Gillum's campaign said Tuesday that Gillum did not attend the Mets game and did not meet up with the group until Thursday night, when Gillum's brother handed him a ticket to "Hamilton."
"After the trip, Mayor Gillum learned Marcus Gillum had obtained that ticket in a swap with Adam Corey for a concert ticket," Gillum's campaign said in a statement.
But Corey's lawyer, Christopher Kise, told the Associated Press Tuesday night that the idea that Corey swapped tickets with Marcus Gillum was "nonsense."
On Friday, the last day of the trip, Gillum took the boat ride around the Statue of Liberty with Corey and Miller. A photo of the three on the boat was published by Tallahassee television station WCTV.
Questions have also been raised about a trip Gillum and his wife took to Costa Rica with Corey and about 10 other people.
The campaign on Tuesday released copies of bank transactions and credit card statements to clear up details of the trip. The records show that Gillum took out $400 in cash the day before the trip, which he used to pay for their portion of a large villa the group shared.
"Mayor Gillum and his wife paid cash for their portions of the group lodging (similar to how someone might pay someone back if a reservation was booked on Airbnb), and paid by credit card for other outings," the campaign said.
After news of the New York trip surfaced last year, Tallahassee businessman Erwin Jackson filed an ethics complaint against Gillum.
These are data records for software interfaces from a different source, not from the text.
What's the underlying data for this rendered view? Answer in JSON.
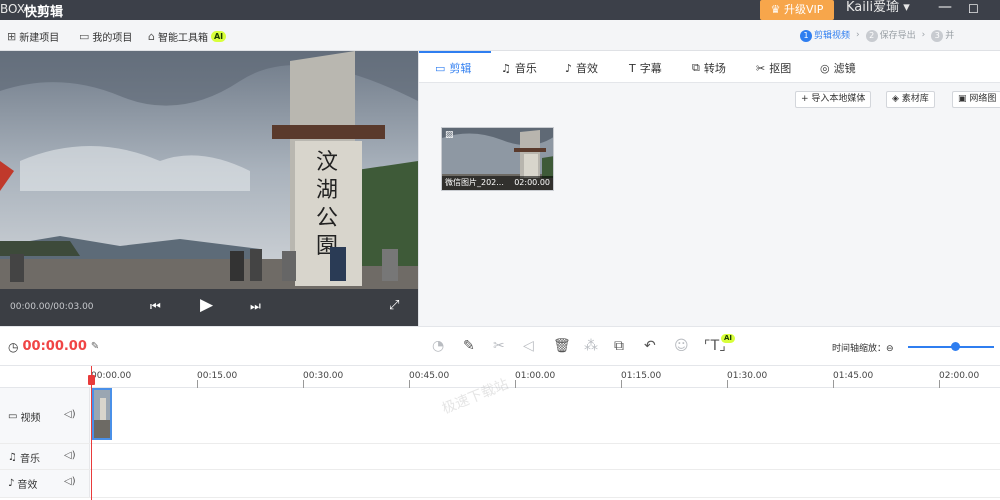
{
  "titlebar": {
    "logo_text": "BOX",
    "app_title": "快剪辑",
    "vip_label": "升级VIP",
    "user_name": "Kaili爱瑜",
    "minimize_glyph": "—",
    "maximize_glyph": "☐"
  },
  "toolbar": {
    "new_project": "新建项目",
    "my_projects": "我的项目",
    "smart_tools": "智能工具箱",
    "ai_badge": "AI",
    "steps": [
      {
        "num": "1",
        "label": "剪辑视频"
      },
      {
        "num": "2",
        "label": "保存导出"
      },
      {
        "num": "3",
        "label": "并"
      }
    ]
  },
  "preview": {
    "timecode": "00:00.00/00:03.00",
    "sign_text": "汶湖公園"
  },
  "media_tabs": [
    {
      "label": "剪辑",
      "icon": "video-icon"
    },
    {
      "label": "音乐",
      "icon": "music-icon"
    },
    {
      "label": "音效",
      "icon": "sound-effect-icon"
    },
    {
      "label": "字幕",
      "icon": "text-icon"
    },
    {
      "label": "转场",
      "icon": "transition-icon"
    },
    {
      "label": "抠图",
      "icon": "cutout-icon"
    },
    {
      "label": "滤镜",
      "icon": "filter-icon"
    }
  ],
  "media_buttons": {
    "import_local": "+ 导入本地媒体",
    "library": "素材库",
    "web_image": "网络图"
  },
  "thumbnail": {
    "name": "微信图片_202...",
    "duration": "02:00.00"
  },
  "edit_bar": {
    "current_time": "00:00.00",
    "zoom_label": "时间轴缩放：⊖",
    "zoom_level": 0.55,
    "ai_badge": "AI"
  },
  "ruler": [
    "00:00.00",
    "00:15.00",
    "00:30.00",
    "00:45.00",
    "01:00.00",
    "01:15.00",
    "01:30.00",
    "01:45.00",
    "02:00.00"
  ],
  "tracks": [
    {
      "label": "视频",
      "icon": "video-track-icon"
    },
    {
      "label": "音乐",
      "icon": "music-track-icon"
    },
    {
      "label": "音效",
      "icon": "sfx-track-icon"
    }
  ],
  "watermark": "极速下载站",
  "colors": {
    "accent": "#2f7ef0",
    "vip": "#f7a64b",
    "time_red": "#f04545",
    "titlebar": "#3c4049"
  }
}
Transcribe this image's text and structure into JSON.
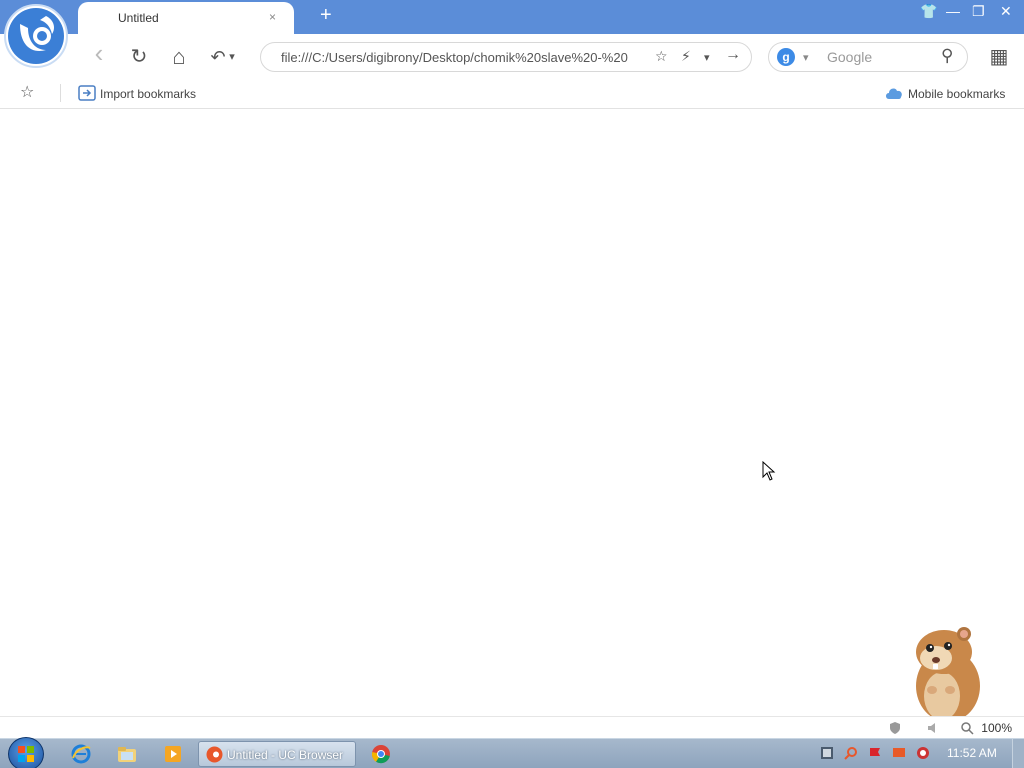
{
  "window": {
    "app_title": "UC Browser",
    "tab_title": "Untitled",
    "tab_close": "×",
    "new_tab": "+",
    "controls": {
      "skin": "👕",
      "minimize": "—",
      "restore": "❐",
      "close": "✕"
    }
  },
  "toolbar": {
    "back": "‹",
    "reload": "↻",
    "home": "⌂",
    "undo": "↶",
    "undo_dropdown": "▾",
    "address_value": "file:///C:/Users/digibrony/Desktop/chomik%20slave%20-%20",
    "address_icons": {
      "star": "☆",
      "speed": "⚡",
      "dropdown": "▾",
      "go": "→"
    },
    "search_engine_badge": "g",
    "search_engine_dropdown": "▾",
    "search_placeholder": "Google",
    "search_icon": "⚲",
    "apps": "▦"
  },
  "bookmarks": {
    "star": "☆",
    "import_label": "Import bookmarks",
    "mobile_label": "Mobile bookmarks"
  },
  "status": {
    "zoom": "100%"
  },
  "taskbar": {
    "active_task_label": "Untitled - UC Browser",
    "clock": "11:52 AM"
  },
  "colors": {
    "titlebar": "#5b8dd8",
    "accent": "#3d8be6"
  }
}
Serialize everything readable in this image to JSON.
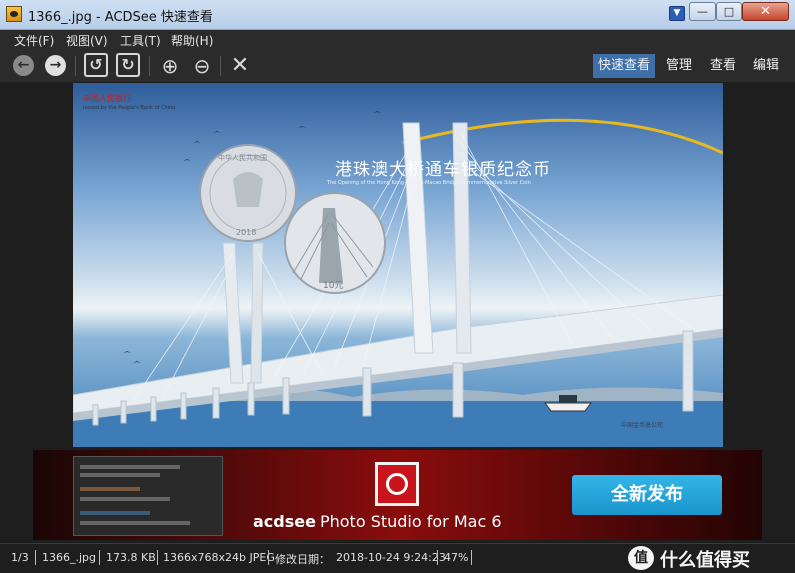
{
  "window": {
    "title": "1366_.jpg - ACDSee 快速查看",
    "minimize": "—",
    "maximize": "□",
    "close": "✕",
    "dropdown": "▼"
  },
  "menu": [
    {
      "label": "文件(F)"
    },
    {
      "label": "视图(V)"
    },
    {
      "label": "工具(T)"
    },
    {
      "label": "帮助(H)"
    }
  ],
  "toolbar": {
    "icons": {
      "back": "arrow-left-icon",
      "forward": "arrow-right-icon",
      "rotate_left": "rotate-left-icon",
      "rotate_right": "rotate-right-icon",
      "zoom_in": "zoom-in-icon",
      "zoom_out": "zoom-out-icon",
      "delete": "close-icon"
    },
    "glyphs": {
      "back": "←",
      "forward": "→",
      "rotate_left": "↺",
      "rotate_right": "↻",
      "zoom_in": "⊕",
      "zoom_out": "⊖",
      "delete": "✕"
    },
    "modes": [
      {
        "label": "快速查看",
        "active": true
      },
      {
        "label": "管理",
        "active": false
      },
      {
        "label": "查看",
        "active": false
      },
      {
        "label": "编辑",
        "active": false
      }
    ]
  },
  "photo": {
    "issuer_cn": "中国人民银行",
    "issuer_en": "Issued by the People's Bank of China",
    "headline_cn": "港珠澳大桥通车银质纪念币",
    "headline_en": "The Opening of the Hong Kong-Zhuhai-Macao Bridge Commemorative Silver Coin",
    "coin_front_text": "中华人民共和国",
    "coin_year": "2018",
    "coin_denomination": "10元",
    "maker_cn": "中国金币总公司",
    "colors": {
      "sky_top": "#2f5d9a",
      "bridge": "#e8eef3",
      "gold_arc": "#e8b820"
    }
  },
  "banner": {
    "cta_label": "全新发布",
    "product_brand": "acdsee",
    "product_name": "Photo Studio for Mac 6",
    "colors": {
      "bg": "#8a0d0d",
      "cta": "#1a95cc",
      "logo": "#c8141a"
    }
  },
  "status": {
    "index": "1/3",
    "filename": "1366_.jpg",
    "filesize": "173.8 KB",
    "dimensions": "1366x768x24b JPEG",
    "modified_label": "修改日期：",
    "modified_value": "2018-10-24 9:24:23",
    "zoom": "47%"
  },
  "watermark": {
    "badge": "值",
    "text": "什么值得买"
  }
}
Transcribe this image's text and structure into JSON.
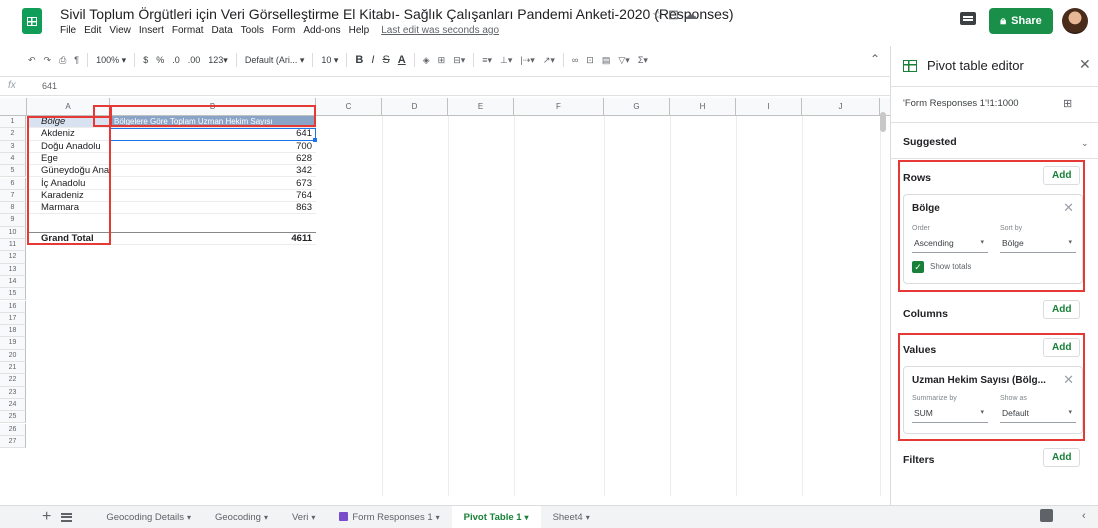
{
  "header": {
    "title": "Sivil Toplum Örgütleri için Veri Görselleştirme El Kitabı- Sağlık Çalışanları Pandemi Anketi-2020 (Responses)",
    "menu": [
      "File",
      "Edit",
      "View",
      "Insert",
      "Format",
      "Data",
      "Tools",
      "Form",
      "Add-ons",
      "Help"
    ],
    "last_edit": "Last edit was seconds ago",
    "share_label": "Share"
  },
  "toolbar": {
    "zoom": "100%",
    "currency": "$",
    "percent": "%",
    "dec_less": ".0",
    "dec_more": ".00",
    "format_123": "123",
    "font": "Default (Ari...",
    "font_size": "10"
  },
  "formula_bar": {
    "fx": "fx",
    "value": "641"
  },
  "columns": [
    "A",
    "B",
    "C",
    "D",
    "E",
    "F",
    "G",
    "H",
    "I",
    "J"
  ],
  "rows": [
    "1",
    "2",
    "3",
    "4",
    "5",
    "6",
    "7",
    "8",
    "9",
    "10",
    "11",
    "12",
    "13",
    "14",
    "15",
    "16",
    "17",
    "18",
    "19",
    "20",
    "21",
    "22",
    "23",
    "24",
    "25",
    "26",
    "27"
  ],
  "pivot_table": {
    "header_a": "Bölge",
    "header_b": "Bölgelere Göre Toplam Uzman Hekim Sayısı",
    "data": [
      {
        "region": "Akdeniz",
        "value": "641"
      },
      {
        "region": "Doğu Anadolu",
        "value": "700"
      },
      {
        "region": "Ege",
        "value": "628"
      },
      {
        "region": "Güneydoğu Anadolu",
        "value": "342"
      },
      {
        "region": "İç Anadolu",
        "value": "673"
      },
      {
        "region": "Karadeniz",
        "value": "764"
      },
      {
        "region": "Marmara",
        "value": "863"
      }
    ],
    "grand_total_label": "Grand Total",
    "grand_total_value": "4611"
  },
  "sheet_tabs": [
    {
      "label": "Geocoding Details",
      "active": false
    },
    {
      "label": "Geocoding",
      "active": false
    },
    {
      "label": "Veri",
      "active": false
    },
    {
      "label": "Form Responses 1",
      "active": false,
      "form": true
    },
    {
      "label": "Pivot Table 1",
      "active": true
    },
    {
      "label": "Sheet4",
      "active": false
    }
  ],
  "pivot_editor": {
    "title": "Pivot table editor",
    "range": "'Form Responses 1'!1:1000",
    "suggested": "Suggested",
    "add": "Add",
    "rows_section": "Rows",
    "row_field": {
      "name": "Bölge",
      "order_label": "Order",
      "order_value": "Ascending",
      "sortby_label": "Sort by",
      "sortby_value": "Bölge",
      "show_totals": "Show totals"
    },
    "columns_section": "Columns",
    "values_section": "Values",
    "value_field": {
      "name": "Uzman Hekim Sayısı (Bölg...",
      "summarize_label": "Summarize by",
      "summarize_value": "SUM",
      "showas_label": "Show as",
      "showas_value": "Default"
    },
    "filters_section": "Filters"
  },
  "colors": {
    "accent": "#188038",
    "share": "#1a8f4a",
    "highlight": "#e53935",
    "header_row": "#d9e2f0"
  }
}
Gillum and his lawyer met with the investigator Tuesday morning, according to the campaign.
Gillum used the release of the receipts to take a shot at Republican Ron DeSantis, his opponent in November who has been a vocal critic of Special Counsel Robert Mueller's investigation into President Donald Trump.
“Here in Florida, we’ve done everything we can to aide the agency, while Ron DeSantis and Donald Trump have done the exact opposite — demonizing the FBI and making the case that collusion is not a crime," Gillum said in a statement.
In response, DeSantis spokesman Stephen Lawson dismissed the records.
"These receipts do nothing to shed light on his luxury trips to Costa Rica and New York City with lobbyists and undercover FBI agents," Lawson said. "In fact, they simply raise more questions about Gillum’s ongoing involvement."